Attorneys & Professionals
The People’s Republic of China has passed a new cybersecurity law that is set to take effect on June 1, 2017. While the law’s stated purpose is to fight hackers and is primarily aimed at internet companies, it has potentially far-reaching consequences for companies doing business in China.
Who is impacted?
The law primarily regulates business classified as “network operators” and imposes data security requirements on them. ”Network operators” are defined as owners or providers of any “network,” which is any system of “computers or other information terminals” that gather, store, transmit and process information. While this definition likely does not impact many businesses, the law also introduces the concept of “critical information infrastructure” (CII), and imposes additional and enhanced data security requirements on businesses that operate CII as determined by China. While not explicitly defined, CII includes any businesses operating in the communications, finance, water, power or traffic sectors. It also includes any other businesses using infrastructure that “might seriously endanger national security, national welfare and the people's livelihood, or the public interest” if such infrastructure malfunctions, is damaged or causes data leak.
Critics argue that the loosely defined concept of CII is far too broad and will capture almost any modern business dealing with China, thereby exposing them to expensive and time consuming regulation.
How are network operators impacted?
The law imposes specific cybersecurity obligations on network operators, as well as on the businesses that provide network products and services, including:
- network operators must implement certain stringent data security procedures, including the requirement to maintain network logs for at least six months, and must implement those procedures according to China’s “tiered system of network security protections;”
- network operators may only utilize a limited group of pre-approved equipment and services in China, such as those that “comply with the relevant national and mandatory requirements” and that which is deemed “critical network equipment and specialized network security products;”
- network operators are required to provide technical support and assistance to state security authorities and national security authorities for security and criminal investigations; and
- network operators are also required to maintain the confidentially of user information that they collect and are subject to other identity verification protocols.
How is critical information infrastructure impacted?
In addition to the above, businesses that operate CII are subject to even heavier data security regulation, including the following:
- CII operators are subject to data localization requirements, whereby CII operators with certain important information “gathered or produced by [it] during operations within mainland” must store that information “within mainland China,” and that businesses may transfer such information overseas only after passing an undefined security assessment;
- CII operators must implement additional data security procedures, such as background checks, education, training and formulating emergency response incident plans;
- CII operators are required to annually inspect and assess their network’s security and risks; and
- CII operators must undergo a national security review before purchasing any products or services that “may affect national security.” The law, however, provides no explanation as to what a national security review entails, and does not specify the types of products or services that may affect national security. Not surprisingly, questions remain as to the review’s intrusiveness and whether it will require disclosure of intellectual property or trade secrets.
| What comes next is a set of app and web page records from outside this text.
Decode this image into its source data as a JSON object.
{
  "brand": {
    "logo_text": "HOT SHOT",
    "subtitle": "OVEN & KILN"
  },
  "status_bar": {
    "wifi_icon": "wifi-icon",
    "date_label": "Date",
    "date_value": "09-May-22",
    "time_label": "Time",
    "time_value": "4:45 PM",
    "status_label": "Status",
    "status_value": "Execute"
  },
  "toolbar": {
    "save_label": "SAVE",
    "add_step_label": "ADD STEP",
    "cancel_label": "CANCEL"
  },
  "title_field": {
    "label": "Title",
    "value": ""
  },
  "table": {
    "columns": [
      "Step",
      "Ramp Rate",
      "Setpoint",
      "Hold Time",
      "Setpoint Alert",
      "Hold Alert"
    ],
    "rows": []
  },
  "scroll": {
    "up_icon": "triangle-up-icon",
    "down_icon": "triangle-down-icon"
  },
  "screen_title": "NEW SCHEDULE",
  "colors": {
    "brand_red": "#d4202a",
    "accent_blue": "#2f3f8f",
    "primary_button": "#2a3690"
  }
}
How does the law address the protection of personal information?
The law imposes requirements on network operators that collect personal information, which is defined as any type of information “that taken alone or together with other information, is sufficient to identify a natural person's identity, including, but not limited to, natural persons' full names, birth dates, identification numbers, personal biometric information, addresses, telephone numbers and so forth.” Generally speaking, the law requires network operators that maintain the confidentiality of the user data that it collects, and to otherwise “abide by the principles of legality, propriety and necessity.” Accordingly, network operators will be prohibited from:
- gathering personal information unrelated to the services they provide;
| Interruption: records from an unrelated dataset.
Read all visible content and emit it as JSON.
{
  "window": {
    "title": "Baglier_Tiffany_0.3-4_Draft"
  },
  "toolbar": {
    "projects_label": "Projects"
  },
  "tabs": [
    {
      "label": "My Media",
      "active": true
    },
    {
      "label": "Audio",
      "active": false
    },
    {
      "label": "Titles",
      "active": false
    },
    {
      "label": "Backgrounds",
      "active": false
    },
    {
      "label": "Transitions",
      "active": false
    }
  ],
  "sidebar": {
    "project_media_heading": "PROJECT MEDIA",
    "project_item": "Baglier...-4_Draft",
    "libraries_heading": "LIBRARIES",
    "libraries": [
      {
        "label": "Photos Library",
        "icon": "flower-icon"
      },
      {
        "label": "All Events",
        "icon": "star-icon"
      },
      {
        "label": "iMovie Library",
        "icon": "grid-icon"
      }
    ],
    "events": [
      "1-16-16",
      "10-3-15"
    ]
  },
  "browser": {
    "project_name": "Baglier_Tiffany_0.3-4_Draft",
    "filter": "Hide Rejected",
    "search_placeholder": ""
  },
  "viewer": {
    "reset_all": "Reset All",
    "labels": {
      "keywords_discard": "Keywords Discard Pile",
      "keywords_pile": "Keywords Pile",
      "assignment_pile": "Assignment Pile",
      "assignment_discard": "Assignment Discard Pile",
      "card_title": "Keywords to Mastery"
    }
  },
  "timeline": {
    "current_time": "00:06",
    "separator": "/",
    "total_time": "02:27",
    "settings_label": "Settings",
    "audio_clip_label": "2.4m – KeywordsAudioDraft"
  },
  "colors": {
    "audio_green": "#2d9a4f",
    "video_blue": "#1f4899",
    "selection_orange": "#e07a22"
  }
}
- disclosing, tampering with or destroying the personal information of an individual that they’ve gathered; and
- providing an individual’s personal information to third parties without the individual’s consent, unless such information has been permanently depersonalized or disassociated so as to not identify the particular individual.
Individuals may request that network operators delete their personal information if they discover that the collection or use of their information is in violation of the law. An individual may also request that network operators correct any inaccurate personal information.
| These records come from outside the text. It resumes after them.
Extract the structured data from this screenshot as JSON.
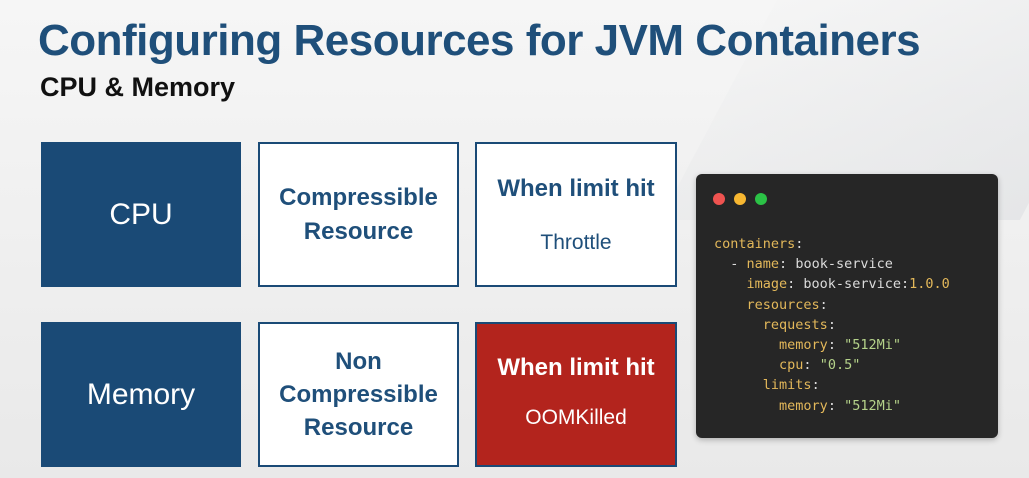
{
  "slide": {
    "title": "Configuring Resources for JVM Containers",
    "subtitle": "CPU & Memory"
  },
  "rows": [
    {
      "label": "CPU",
      "type_lines": [
        "Compressible",
        "Resource"
      ],
      "limit_heading": "When limit hit",
      "limit_action": "Throttle"
    },
    {
      "label": "Memory",
      "type_lines": [
        "Non",
        "Compressible",
        "Resource"
      ],
      "limit_heading": "When limit hit",
      "limit_action": "OOMKilled"
    }
  ],
  "code_window": {
    "lines": [
      {
        "key": "containers",
        "sep": ":",
        "value": ""
      },
      {
        "prefix": "- ",
        "key": "name",
        "sep": ": ",
        "value": "book-service"
      },
      {
        "key": "image",
        "sep": ": ",
        "value": "book-service:",
        "num": "1.0.0"
      },
      {
        "key": "resources",
        "sep": ":",
        "value": ""
      },
      {
        "key": "requests",
        "sep": ":",
        "value": ""
      },
      {
        "key": "memory",
        "sep": ": ",
        "str": "\"512Mi\""
      },
      {
        "key": "cpu",
        "sep": ": ",
        "str": "\"0.5\""
      },
      {
        "key": "limits",
        "sep": ":",
        "value": ""
      },
      {
        "key": "memory",
        "sep": ": ",
        "str": "\"512Mi\""
      }
    ]
  },
  "colors": {
    "title_blue": "#1f4f7a",
    "box_dark_blue": "#1a4a76",
    "oom_red": "#b3241d",
    "editor_bg": "#262626",
    "window_close": "#ef5350",
    "window_minimize": "#f7b731",
    "window_maximize": "#2bc246"
  }
}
The law also seems to require network operators to have data security policies and incident response plans by requiring them to “adopt technological measures and other necessary measures to ensure the security of personal information they gather, and [in the event that a leak occurred] or might occur, remedial measures shall be immediately taken, and provisions followed to promptly inform users and to make report to the competent departments in accordance with regulations.” Similarly, the law requires network operators to “establish network information security complaint and reporting systems, publicly disclose information such as the methods for making complaints or reports, and promptly accept and handle complaints and reports relevant to network information security.”
What are the penalties for non-compliance?
Violations of the law can result in a host of penalties, including warnings, suspensions and fines in amounts up to RMB 1,000,000 (≈$144,579.71). The law even provides specific penalties applicable to foreign business operating in China, for example, freezing assets and sanctions.
Given the potentially broad application of this law and its burdensome requirements, particularly its data localization, access and review requirements for critical information infrastructure, companies doing business in China need to be aware of the law’s requirements and how it may impact them. Additionally, companies doing business with Chinese vendors should consider engaging in discussions with them regarding the applicability of the law to their business and any services they provide to you once the law takes effect. For questions about the law, please contact Heather Enlow-Novitsky, Scott Guttman or your Vorys attorney.